On the women’s side it was also a very pedestrian start to the race, which did pick up and split as surges were thrown in and the wannabe’s were left behind. After all the sorting out, it was Kiplagat, Flanagan, and Keitany running even with each other. Flanagan was actually gapped around 24 miles, and it looked like she would finish third as the two Kenyans battled for the win. But she showed toughness in battling back and overtaking Keitany, although perhaps it was Keitany who did the “work” there by slowing down. Indeed, Keitany really took her foot off the gas as soon as she was passed by Flanagan, and jogged it in for third place.
Nevertheless, it was an impressive run for the 10000 m bronze medalist in Beijing. She will not have the pure speed to contend with the Africans on the flatter courses, but in races like NYC and Boston, where slower halfway splits and even slower opening 5 km times prolong the point at which the pack breaks up, runners like Kara Goucher in Boston and now Flanagan in NYC have shown they can be present and accounted for in the last 1-2 miles of these races.

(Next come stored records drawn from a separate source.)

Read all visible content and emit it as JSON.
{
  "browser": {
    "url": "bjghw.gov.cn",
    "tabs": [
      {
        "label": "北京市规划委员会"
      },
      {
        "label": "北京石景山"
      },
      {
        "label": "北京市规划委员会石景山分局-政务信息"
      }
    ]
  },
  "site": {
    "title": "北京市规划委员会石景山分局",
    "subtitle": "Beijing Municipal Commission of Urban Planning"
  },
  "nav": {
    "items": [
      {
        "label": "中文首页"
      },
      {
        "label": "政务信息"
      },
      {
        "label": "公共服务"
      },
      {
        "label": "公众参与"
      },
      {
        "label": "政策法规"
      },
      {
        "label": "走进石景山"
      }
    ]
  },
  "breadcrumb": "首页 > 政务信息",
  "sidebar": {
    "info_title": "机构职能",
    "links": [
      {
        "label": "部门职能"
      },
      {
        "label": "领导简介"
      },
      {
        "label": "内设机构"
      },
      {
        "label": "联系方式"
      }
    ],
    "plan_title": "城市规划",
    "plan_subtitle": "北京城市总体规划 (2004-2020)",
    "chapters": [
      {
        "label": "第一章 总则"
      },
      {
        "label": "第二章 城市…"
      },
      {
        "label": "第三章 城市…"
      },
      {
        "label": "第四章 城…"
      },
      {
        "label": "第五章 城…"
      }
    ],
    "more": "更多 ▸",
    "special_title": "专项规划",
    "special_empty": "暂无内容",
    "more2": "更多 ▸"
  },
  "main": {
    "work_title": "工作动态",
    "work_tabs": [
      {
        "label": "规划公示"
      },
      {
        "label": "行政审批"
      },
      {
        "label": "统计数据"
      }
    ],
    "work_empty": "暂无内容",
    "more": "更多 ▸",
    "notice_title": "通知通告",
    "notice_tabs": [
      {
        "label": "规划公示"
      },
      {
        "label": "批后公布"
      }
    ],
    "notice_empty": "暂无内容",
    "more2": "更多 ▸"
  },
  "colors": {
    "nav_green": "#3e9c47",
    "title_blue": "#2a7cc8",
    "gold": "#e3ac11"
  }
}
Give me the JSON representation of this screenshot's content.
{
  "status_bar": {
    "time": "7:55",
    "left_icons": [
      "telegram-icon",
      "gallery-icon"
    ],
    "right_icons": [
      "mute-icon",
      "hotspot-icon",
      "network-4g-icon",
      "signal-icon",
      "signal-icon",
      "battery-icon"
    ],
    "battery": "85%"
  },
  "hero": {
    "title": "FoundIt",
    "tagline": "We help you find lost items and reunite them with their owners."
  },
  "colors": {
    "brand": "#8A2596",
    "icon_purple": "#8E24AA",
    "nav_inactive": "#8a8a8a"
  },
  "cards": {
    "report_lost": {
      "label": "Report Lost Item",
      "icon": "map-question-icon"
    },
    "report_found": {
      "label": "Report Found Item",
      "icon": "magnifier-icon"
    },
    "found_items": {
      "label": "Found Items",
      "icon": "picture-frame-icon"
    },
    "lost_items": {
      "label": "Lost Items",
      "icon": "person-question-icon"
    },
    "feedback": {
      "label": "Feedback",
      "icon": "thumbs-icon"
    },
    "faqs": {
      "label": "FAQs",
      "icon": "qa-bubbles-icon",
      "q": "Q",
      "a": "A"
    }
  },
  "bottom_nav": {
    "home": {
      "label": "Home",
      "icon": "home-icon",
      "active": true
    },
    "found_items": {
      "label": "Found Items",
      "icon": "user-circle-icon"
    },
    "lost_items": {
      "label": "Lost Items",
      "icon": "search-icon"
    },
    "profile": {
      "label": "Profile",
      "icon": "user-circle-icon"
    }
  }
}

It will be tough to crunch the numbers as both of us are pretty tied up at the moment, but given that the race had timing mats every mile from halfway, it would be fun to see how and when the different runners changed their speeds and dropped off the pace. And in fact, it is a good opportunity to take advantage of the data hounds among our readers, and collaborate via a spreadsheet “wiki” in which readers can log on and enter the data from the different runners using the race’s athlete tracker function to retrieve the raw data.
The spreadsheet can be found here, and we welcome readers go to the sheet and enter data from the men’s race accordingly. We can then transform those times into running speeds and analyze the changes over the latter part of the course when the pack began to splinter. And of course the data will be available publicly for anyone else who wants to analyze it as they see fit, so this should be a fun exercise in data analysis!

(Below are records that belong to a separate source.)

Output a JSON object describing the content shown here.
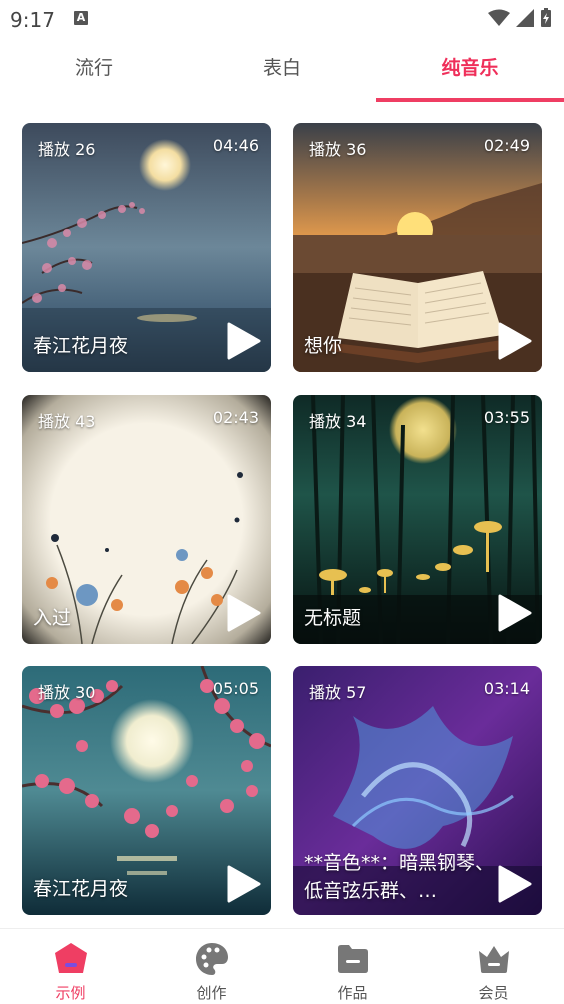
{
  "status": {
    "time": "9:17",
    "indicator": "A"
  },
  "tabs": [
    {
      "label": "流行"
    },
    {
      "label": "表白"
    },
    {
      "label": "纯音乐"
    }
  ],
  "cards": [
    {
      "plays": "播放 26",
      "duration": "04:46",
      "title": "春江花月夜"
    },
    {
      "plays": "播放 36",
      "duration": "02:49",
      "title": "想你"
    },
    {
      "plays": "播放 43",
      "duration": "02:43",
      "title": "入过"
    },
    {
      "plays": "播放 34",
      "duration": "03:55",
      "title": "无标题"
    },
    {
      "plays": "播放 30",
      "duration": "05:05",
      "title": "春江花月夜"
    },
    {
      "plays": "播放 57",
      "duration": "03:14",
      "title": "**音色**：暗黑钢琴、低音弦乐群、…"
    }
  ],
  "nav": [
    {
      "label": "示例",
      "icon": "home-icon"
    },
    {
      "label": "创作",
      "icon": "palette-icon"
    },
    {
      "label": "作品",
      "icon": "folder-icon"
    },
    {
      "label": "会员",
      "icon": "crown-icon"
    }
  ],
  "colors": {
    "accent": "#ef3e63"
  }
}
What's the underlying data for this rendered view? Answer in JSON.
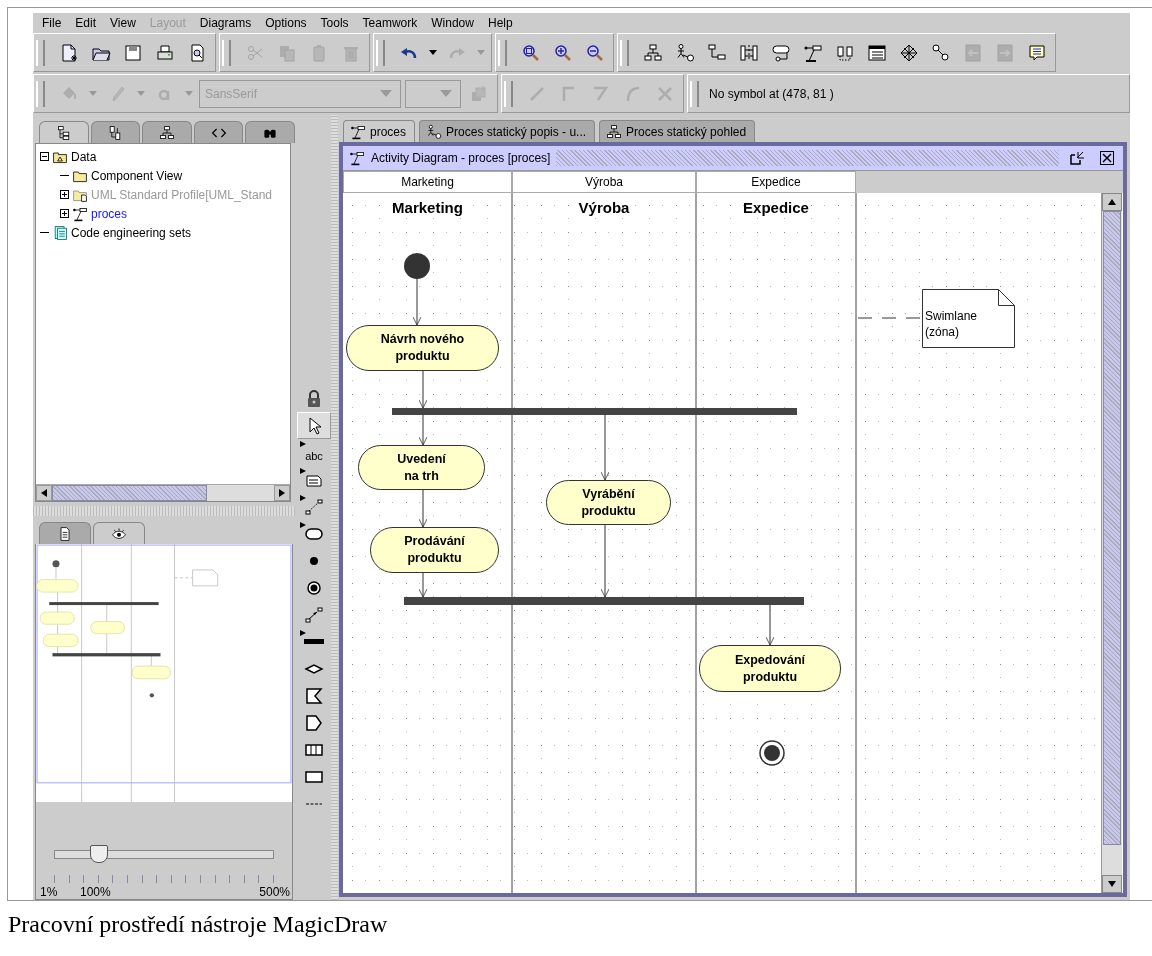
{
  "menu": [
    {
      "label": "File",
      "disabled": false
    },
    {
      "label": "Edit",
      "disabled": false
    },
    {
      "label": "View",
      "disabled": false
    },
    {
      "label": "Layout",
      "disabled": true
    },
    {
      "label": "Diagrams",
      "disabled": false
    },
    {
      "label": "Options",
      "disabled": false
    },
    {
      "label": "Tools",
      "disabled": false
    },
    {
      "label": "Teamwork",
      "disabled": false
    },
    {
      "label": "Window",
      "disabled": false
    },
    {
      "label": "Help",
      "disabled": false
    }
  ],
  "toolbar_rows": [
    {
      "groups": [
        {
          "items": [
            {
              "kind": "new",
              "disabled": false
            },
            {
              "kind": "open",
              "disabled": false
            },
            {
              "kind": "save",
              "disabled": false
            },
            {
              "kind": "print",
              "disabled": false
            },
            {
              "kind": "preview",
              "disabled": false
            }
          ]
        },
        {
          "items": [
            {
              "kind": "cut",
              "disabled": true
            },
            {
              "kind": "copy",
              "disabled": true
            },
            {
              "kind": "paste",
              "disabled": true
            },
            {
              "kind": "delete",
              "disabled": true
            }
          ]
        },
        {
          "items": [
            {
              "kind": "undo",
              "disabled": false,
              "dropdown": true
            },
            {
              "kind": "redo",
              "disabled": true,
              "dropdown": true
            }
          ]
        },
        {
          "items": [
            {
              "kind": "zoom-fit",
              "disabled": false
            },
            {
              "kind": "zoom-in",
              "disabled": false
            },
            {
              "kind": "zoom-out",
              "disabled": false
            }
          ]
        },
        {
          "items": [
            {
              "kind": "hierarchy",
              "disabled": false
            },
            {
              "kind": "actor-link",
              "disabled": false
            },
            {
              "kind": "tree-link",
              "disabled": false
            },
            {
              "kind": "sequence",
              "disabled": false
            },
            {
              "kind": "state-box",
              "disabled": false
            },
            {
              "kind": "activity",
              "disabled": false
            },
            {
              "kind": "component-pair",
              "disabled": false
            },
            {
              "kind": "table",
              "disabled": false
            },
            {
              "kind": "web",
              "disabled": false
            },
            {
              "kind": "node-link",
              "disabled": false
            },
            {
              "kind": "back",
              "disabled": true
            },
            {
              "kind": "forward",
              "disabled": true
            },
            {
              "kind": "note",
              "disabled": false
            }
          ]
        }
      ]
    },
    {
      "groups": [
        {
          "items": [
            {
              "kind": "fill",
              "disabled": true,
              "dropdown": true
            },
            {
              "kind": "pen",
              "disabled": true,
              "dropdown": true
            },
            {
              "kind": "font-color",
              "disabled": true,
              "dropdown": true
            },
            {
              "kind": "combo",
              "disabled": true,
              "value": "SansSerif"
            },
            {
              "kind": "combo-small",
              "disabled": true
            },
            {
              "kind": "arrange",
              "disabled": true
            }
          ]
        },
        {
          "items": [
            {
              "kind": "line-straight",
              "disabled": true
            },
            {
              "kind": "line-rect",
              "disabled": true
            },
            {
              "kind": "line-bent",
              "disabled": true
            },
            {
              "kind": "line-curve",
              "disabled": true
            },
            {
              "kind": "line-reset",
              "disabled": true
            }
          ]
        },
        {
          "items": [
            {
              "kind": "status",
              "text": "No symbol at (478, 81 )"
            }
          ]
        }
      ]
    }
  ],
  "browser_tabs": [
    {
      "kind": "containment",
      "selected": true
    },
    {
      "kind": "inheritance",
      "selected": false
    },
    {
      "kind": "hierarchy",
      "selected": false
    },
    {
      "kind": "code",
      "selected": false
    },
    {
      "kind": "search",
      "selected": false
    }
  ],
  "tree": [
    {
      "label": "Data",
      "kind": "package",
      "expanded": true,
      "dimmed": false,
      "highlighted": false,
      "children": [
        {
          "label": "Component View",
          "kind": "folder",
          "dimmed": false,
          "highlighted": false
        },
        {
          "label": "UML Standard Profile[UML_Stand",
          "kind": "profile",
          "expanded": false,
          "dimmed": true,
          "highlighted": false
        },
        {
          "label": "proces",
          "kind": "activity",
          "expanded": false,
          "dimmed": false,
          "highlighted": true
        }
      ]
    },
    {
      "label": "Code engineering sets",
      "kind": "code-set",
      "dimmed": false,
      "highlighted": false
    }
  ],
  "overview": {
    "tabs": [
      {
        "kind": "document",
        "selected": false
      },
      {
        "kind": "eye",
        "selected": true
      }
    ],
    "zoom": {
      "level": 0.2,
      "labels": [
        "1%",
        "100%",
        "500%"
      ]
    }
  },
  "palette": [
    {
      "kind": "lock",
      "selected": false
    },
    {
      "kind": "pointer",
      "selected": true
    },
    {
      "kind": "text",
      "label": "abc",
      "more": true,
      "selected": false
    },
    {
      "kind": "note",
      "more": true,
      "selected": false
    },
    {
      "kind": "anchor",
      "more": true,
      "selected": false
    },
    {
      "kind": "action",
      "more": true,
      "selected": false
    },
    {
      "kind": "initial",
      "selected": false
    },
    {
      "kind": "final",
      "selected": false
    },
    {
      "kind": "transition",
      "selected": false
    },
    {
      "kind": "bar",
      "more": true,
      "selected": false
    },
    {
      "kind": "decision",
      "selected": false
    },
    {
      "kind": "receive",
      "selected": false
    },
    {
      "kind": "send",
      "selected": false
    },
    {
      "kind": "swimlane",
      "selected": false
    },
    {
      "kind": "rectangle",
      "selected": false
    },
    {
      "kind": "separator",
      "selected": false
    }
  ],
  "diagram_tabs": [
    {
      "label": "proces",
      "kind": "activity",
      "selected": true
    },
    {
      "label": "Proces statický popis - u...",
      "kind": "actor-link",
      "selected": false
    },
    {
      "label": "Proces statický pohled",
      "kind": "hierarchy",
      "selected": false
    }
  ],
  "diagram": {
    "title": "Activity Diagram - proces [proces]",
    "swimlanes": [
      {
        "header": "Marketing",
        "title": "Marketing"
      },
      {
        "header": "Výroba",
        "title": "Výroba"
      },
      {
        "header": "Expedice",
        "title": "Expedice"
      }
    ],
    "nodes": [
      {
        "kind": "initial"
      },
      {
        "kind": "action",
        "label": "Návrh nového\nproduktu"
      },
      {
        "kind": "bar"
      },
      {
        "kind": "action",
        "label": "Uvedení\nna trh"
      },
      {
        "kind": "action",
        "label": "Vyrábění\nproduktu"
      },
      {
        "kind": "action",
        "label": "Prodávání\nproduktu"
      },
      {
        "kind": "bar"
      },
      {
        "kind": "action",
        "label": "Expedování\nproduktu"
      },
      {
        "kind": "final"
      }
    ],
    "note": {
      "text": "Swimlane\n(zóna)"
    }
  },
  "caption": "Pracovní prostředí nástroje MagicDraw"
}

Slow period, plenty to write about
In the interim since the Chicago Marathon there has been much we have missed, including but not limited to Ryan Hall’s leaving his coach, Eddy Hellebuyck’s admission to using EPO and allegations of rife doping among top runners, developments in the Contador case, and Wilson Kipsang’s 2:04:57 in the Frankfurt marathon, just to name a few. So The Sports Scientists have a bit of a backlog, but work, family, and personal commitments rule the day at the moment and make it hard to spend the time we would like on these topics. Rest assured that we will cover them in due course!
This post is part of the thread: Marathon Analysis – an ongoing story on this site. View the thread timeline for more context on this post.